For Hyderabad’s Taher Siddiqui, the problem was to make the bidri craft viable in a up to date situation. His grandfather Gulam Gaffar Siddiqui used to create bidriware for the Nizams. Taher and his crew design bidri merchandise for interiors — door handles, door knobs, espresso tables, panels and room dividers. “There must be greater than flower vases and jewelry containers. My father initiated the thought of constructing bidri merchandise for company gifting and I prolonged it to inside designing.”
Odelu Vurugonda from Adilabad started work as a weaver when he was 16 years previous and is now wanted for the pure dyeing of textiles. Demonstrating the steps of indigo dyeing with a vat on CCT premises, he explains how he learnt dyeing beneath the steerage of Uzramma and Annapoorna of Dastkar Andhra. Now based mostly in Chennur, he says, “I have no idea methods to extract colors from chemical sources; I perceive pure dyes and they’re protected on the pores and skin.”
Prakash Narain Sijju from Bhujodi, Gujarat, proudly shows the carpets woven by his household and a crew of weavers who draw from the standard motifs of the communities in Kutch. A 3rd-generation weaver, he honed his abilities at Kala Raksha Vidyalaya. Prakash Sijju’s great-grandfather took to carpet weaving. Prakash and household included design and advertising recommendations from organisations equivalent to Khamir. Woolen and cotton carpets which might be naturally dyed stay their specialty, they usually mentor youthful weavers in Bhujodi.
Designs are sometimes impressed by desert fauna and flora. Displaying a carpet that has cactus-like motifs from the white sands of Kutch, he says, “It takes time to weave such motifs. In the course of the Rann of Kutch pageant, there’s big demand from vacationers for Kutch merchandise and plenty of weavers move off printed or artificial supplies to money in on them. Those that comply with the standard strategies of weaving and dyeing create heirloom items.”

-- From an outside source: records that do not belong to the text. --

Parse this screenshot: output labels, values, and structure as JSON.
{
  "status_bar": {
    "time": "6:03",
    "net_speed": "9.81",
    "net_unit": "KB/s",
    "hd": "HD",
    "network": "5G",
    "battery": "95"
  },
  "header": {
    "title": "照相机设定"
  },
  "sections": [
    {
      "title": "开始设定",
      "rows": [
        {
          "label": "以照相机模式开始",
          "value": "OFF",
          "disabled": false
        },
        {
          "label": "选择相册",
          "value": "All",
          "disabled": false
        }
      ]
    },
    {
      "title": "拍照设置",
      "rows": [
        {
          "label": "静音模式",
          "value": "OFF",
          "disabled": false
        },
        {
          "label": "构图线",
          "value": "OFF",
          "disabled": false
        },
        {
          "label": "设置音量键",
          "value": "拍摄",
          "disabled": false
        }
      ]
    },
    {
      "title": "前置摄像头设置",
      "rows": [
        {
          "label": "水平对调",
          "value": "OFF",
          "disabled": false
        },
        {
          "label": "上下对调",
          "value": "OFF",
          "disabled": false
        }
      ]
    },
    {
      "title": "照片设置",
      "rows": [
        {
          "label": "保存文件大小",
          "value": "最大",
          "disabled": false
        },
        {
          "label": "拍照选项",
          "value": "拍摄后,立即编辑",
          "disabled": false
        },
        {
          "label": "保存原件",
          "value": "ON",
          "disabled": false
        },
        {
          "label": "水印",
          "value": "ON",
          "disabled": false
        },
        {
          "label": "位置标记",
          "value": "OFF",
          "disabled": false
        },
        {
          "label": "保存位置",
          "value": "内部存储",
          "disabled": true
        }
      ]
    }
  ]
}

The artisans will show their creations at CCT Areas, Banjara Hills, Hyderabad, on February 24 and 25.